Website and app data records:
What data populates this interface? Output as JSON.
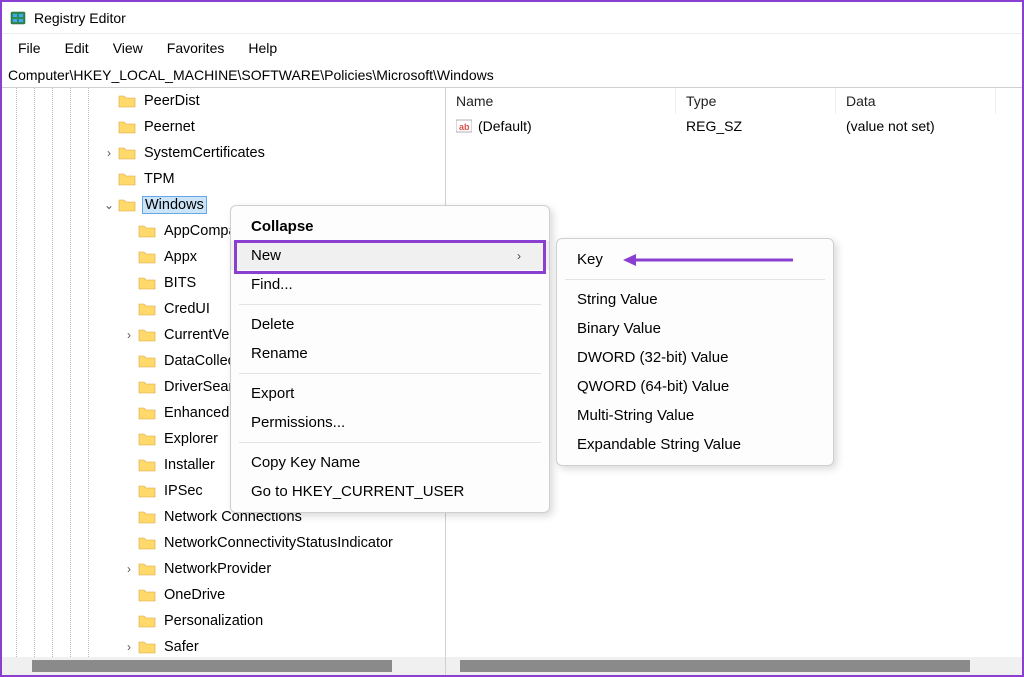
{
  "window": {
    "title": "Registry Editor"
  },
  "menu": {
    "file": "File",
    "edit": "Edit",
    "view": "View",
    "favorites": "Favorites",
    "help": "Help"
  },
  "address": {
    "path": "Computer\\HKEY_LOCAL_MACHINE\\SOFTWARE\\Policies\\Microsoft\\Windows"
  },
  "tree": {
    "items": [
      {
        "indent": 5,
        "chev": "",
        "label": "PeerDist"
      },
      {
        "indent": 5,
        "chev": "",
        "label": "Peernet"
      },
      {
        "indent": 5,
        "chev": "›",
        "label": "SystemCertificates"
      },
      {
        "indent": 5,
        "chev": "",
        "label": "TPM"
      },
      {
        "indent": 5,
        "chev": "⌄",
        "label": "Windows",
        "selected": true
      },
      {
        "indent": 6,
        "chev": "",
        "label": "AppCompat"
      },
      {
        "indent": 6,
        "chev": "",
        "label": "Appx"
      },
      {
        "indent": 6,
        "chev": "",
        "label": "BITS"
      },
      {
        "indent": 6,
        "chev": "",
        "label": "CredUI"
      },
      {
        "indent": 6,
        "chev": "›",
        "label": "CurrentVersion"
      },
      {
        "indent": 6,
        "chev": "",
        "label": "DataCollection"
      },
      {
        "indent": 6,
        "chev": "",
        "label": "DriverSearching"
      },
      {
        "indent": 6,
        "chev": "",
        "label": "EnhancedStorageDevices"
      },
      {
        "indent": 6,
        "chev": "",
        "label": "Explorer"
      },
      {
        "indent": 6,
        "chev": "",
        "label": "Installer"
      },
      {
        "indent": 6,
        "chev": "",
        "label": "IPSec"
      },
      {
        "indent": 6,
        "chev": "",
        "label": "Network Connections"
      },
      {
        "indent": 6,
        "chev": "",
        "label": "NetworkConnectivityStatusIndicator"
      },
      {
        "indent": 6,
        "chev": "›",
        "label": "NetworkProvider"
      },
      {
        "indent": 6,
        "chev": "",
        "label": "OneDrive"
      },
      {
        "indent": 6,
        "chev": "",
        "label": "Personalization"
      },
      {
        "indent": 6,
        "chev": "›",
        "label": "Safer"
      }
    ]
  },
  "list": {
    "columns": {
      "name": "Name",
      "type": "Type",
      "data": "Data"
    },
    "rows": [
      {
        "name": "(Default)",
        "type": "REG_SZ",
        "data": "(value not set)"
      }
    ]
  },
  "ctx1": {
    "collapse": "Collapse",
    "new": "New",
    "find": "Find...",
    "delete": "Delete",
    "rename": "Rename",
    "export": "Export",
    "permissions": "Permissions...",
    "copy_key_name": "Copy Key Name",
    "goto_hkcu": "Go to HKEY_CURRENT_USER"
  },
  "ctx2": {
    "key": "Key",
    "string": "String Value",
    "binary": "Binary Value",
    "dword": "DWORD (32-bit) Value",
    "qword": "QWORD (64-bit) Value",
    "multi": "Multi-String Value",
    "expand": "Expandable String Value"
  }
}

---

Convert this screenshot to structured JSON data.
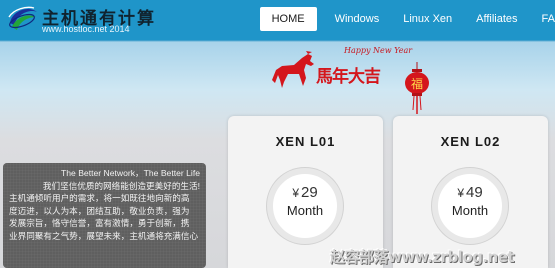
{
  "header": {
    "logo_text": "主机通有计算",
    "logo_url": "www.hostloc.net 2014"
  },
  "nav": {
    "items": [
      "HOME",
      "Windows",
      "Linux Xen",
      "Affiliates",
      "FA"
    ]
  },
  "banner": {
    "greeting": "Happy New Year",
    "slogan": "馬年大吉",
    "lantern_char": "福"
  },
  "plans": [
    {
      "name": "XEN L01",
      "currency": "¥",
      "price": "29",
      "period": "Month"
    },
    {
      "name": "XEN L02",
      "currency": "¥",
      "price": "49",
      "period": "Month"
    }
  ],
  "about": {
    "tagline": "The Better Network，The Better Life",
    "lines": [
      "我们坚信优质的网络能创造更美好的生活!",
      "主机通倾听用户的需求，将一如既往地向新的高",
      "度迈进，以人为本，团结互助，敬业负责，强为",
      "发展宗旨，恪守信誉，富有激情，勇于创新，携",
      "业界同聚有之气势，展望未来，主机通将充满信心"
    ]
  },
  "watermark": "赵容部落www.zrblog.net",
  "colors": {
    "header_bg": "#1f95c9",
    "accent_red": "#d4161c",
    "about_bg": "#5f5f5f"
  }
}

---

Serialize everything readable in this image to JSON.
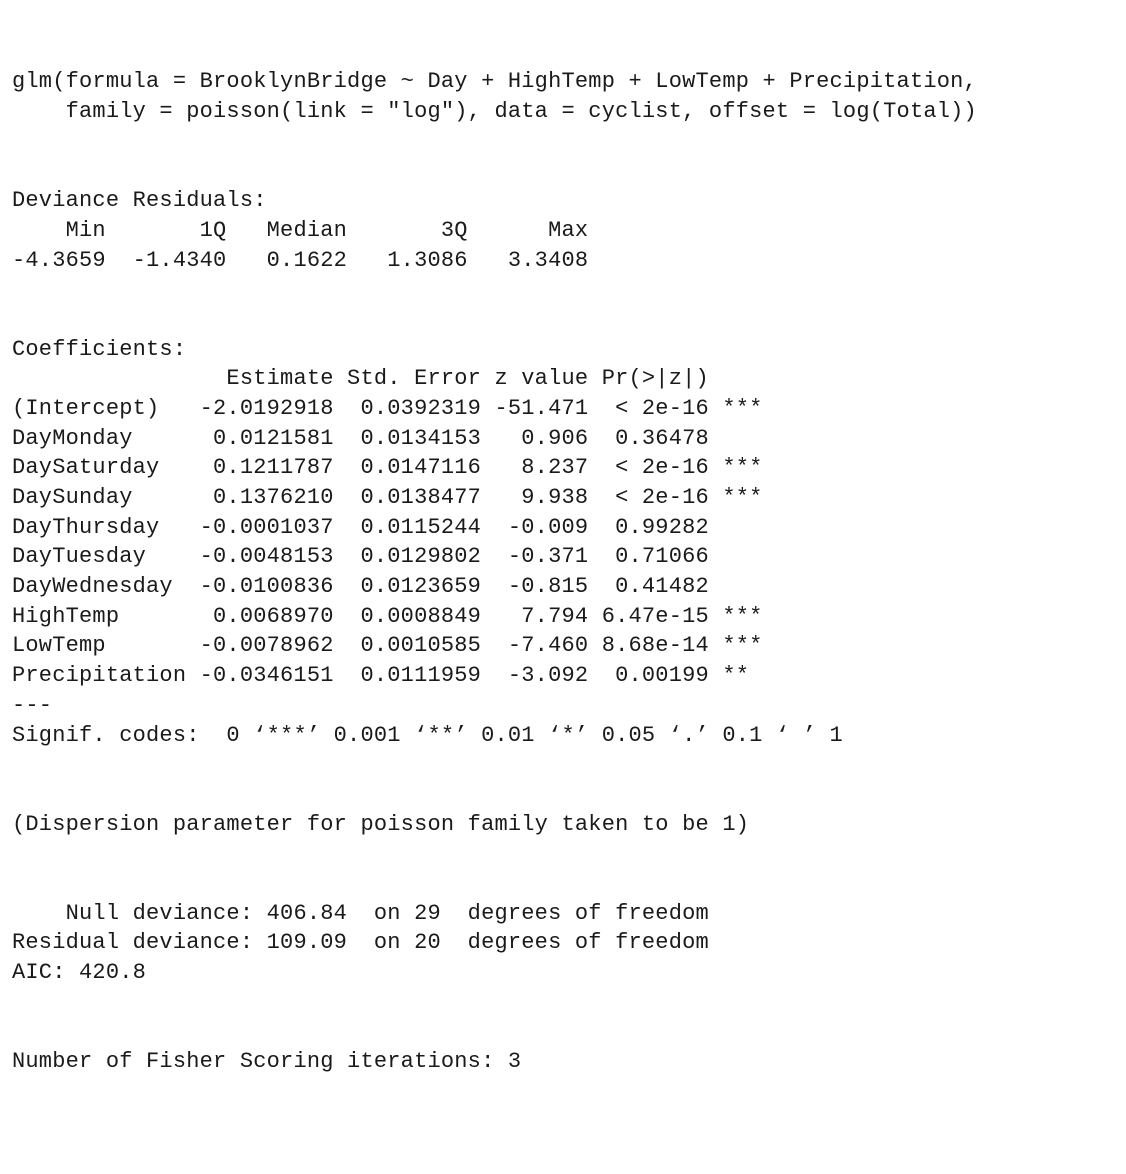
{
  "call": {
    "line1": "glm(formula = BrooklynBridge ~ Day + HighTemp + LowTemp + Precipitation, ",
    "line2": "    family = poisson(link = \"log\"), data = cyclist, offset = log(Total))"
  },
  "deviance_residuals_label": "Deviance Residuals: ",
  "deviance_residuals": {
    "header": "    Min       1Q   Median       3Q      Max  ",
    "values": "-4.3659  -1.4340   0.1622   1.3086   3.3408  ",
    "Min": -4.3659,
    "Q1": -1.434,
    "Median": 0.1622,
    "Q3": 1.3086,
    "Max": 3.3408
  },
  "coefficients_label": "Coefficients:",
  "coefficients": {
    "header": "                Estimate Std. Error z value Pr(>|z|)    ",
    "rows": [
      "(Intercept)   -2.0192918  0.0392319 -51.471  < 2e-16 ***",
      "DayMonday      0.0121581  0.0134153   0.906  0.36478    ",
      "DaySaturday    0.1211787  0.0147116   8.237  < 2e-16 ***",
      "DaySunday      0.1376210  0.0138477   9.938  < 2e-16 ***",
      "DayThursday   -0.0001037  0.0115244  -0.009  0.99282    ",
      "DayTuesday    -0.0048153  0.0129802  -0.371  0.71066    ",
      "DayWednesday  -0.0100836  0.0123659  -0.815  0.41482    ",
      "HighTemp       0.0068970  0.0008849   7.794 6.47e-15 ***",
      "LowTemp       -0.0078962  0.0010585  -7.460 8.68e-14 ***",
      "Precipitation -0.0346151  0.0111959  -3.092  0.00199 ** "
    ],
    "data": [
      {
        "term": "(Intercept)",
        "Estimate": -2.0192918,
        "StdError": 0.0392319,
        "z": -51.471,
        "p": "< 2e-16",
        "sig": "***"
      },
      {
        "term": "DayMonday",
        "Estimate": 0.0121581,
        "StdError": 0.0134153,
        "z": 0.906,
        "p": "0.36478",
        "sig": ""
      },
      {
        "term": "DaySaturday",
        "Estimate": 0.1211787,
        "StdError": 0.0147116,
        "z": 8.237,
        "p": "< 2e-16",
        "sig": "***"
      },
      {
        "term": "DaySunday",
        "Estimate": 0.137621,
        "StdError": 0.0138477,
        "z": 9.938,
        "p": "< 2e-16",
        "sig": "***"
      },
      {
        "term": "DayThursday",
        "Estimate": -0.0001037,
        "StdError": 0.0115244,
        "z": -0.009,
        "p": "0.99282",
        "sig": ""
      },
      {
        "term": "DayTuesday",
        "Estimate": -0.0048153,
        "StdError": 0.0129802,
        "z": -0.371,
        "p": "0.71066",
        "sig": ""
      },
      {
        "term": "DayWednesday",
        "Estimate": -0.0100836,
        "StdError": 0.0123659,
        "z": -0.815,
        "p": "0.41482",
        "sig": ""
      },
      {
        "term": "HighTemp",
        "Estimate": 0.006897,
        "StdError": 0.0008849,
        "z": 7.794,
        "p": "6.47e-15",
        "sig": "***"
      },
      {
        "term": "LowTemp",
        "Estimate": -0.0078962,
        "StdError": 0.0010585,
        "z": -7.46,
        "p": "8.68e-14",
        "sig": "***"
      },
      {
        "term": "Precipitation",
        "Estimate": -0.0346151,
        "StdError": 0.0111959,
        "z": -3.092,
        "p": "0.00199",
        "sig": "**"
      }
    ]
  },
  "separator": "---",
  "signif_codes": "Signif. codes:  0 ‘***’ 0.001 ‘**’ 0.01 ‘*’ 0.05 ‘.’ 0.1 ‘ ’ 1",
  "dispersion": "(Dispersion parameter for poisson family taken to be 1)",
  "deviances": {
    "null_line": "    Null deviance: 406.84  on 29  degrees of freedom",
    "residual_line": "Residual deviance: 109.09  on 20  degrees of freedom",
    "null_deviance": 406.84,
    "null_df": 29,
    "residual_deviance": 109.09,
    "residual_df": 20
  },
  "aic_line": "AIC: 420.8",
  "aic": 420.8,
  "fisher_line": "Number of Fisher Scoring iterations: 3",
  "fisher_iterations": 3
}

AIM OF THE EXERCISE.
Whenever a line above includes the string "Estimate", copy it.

SOLUTION.
    "header": "                Estimate Std. Error z value Pr(>|z|)    ",
        "Estimate": -2.0192918,
        "Estimate": 0.0121581,
        "Estimate": 0.1211787,
        "Estimate": 0.137621,
        "Estimate": -0.0001037,
        "Estimate": -0.0048153,
        "Estimate": -0.0100836,
        "Estimate": 0.006897,
        "Estimate": -0.0078962,
        "Estimate": -0.0346151,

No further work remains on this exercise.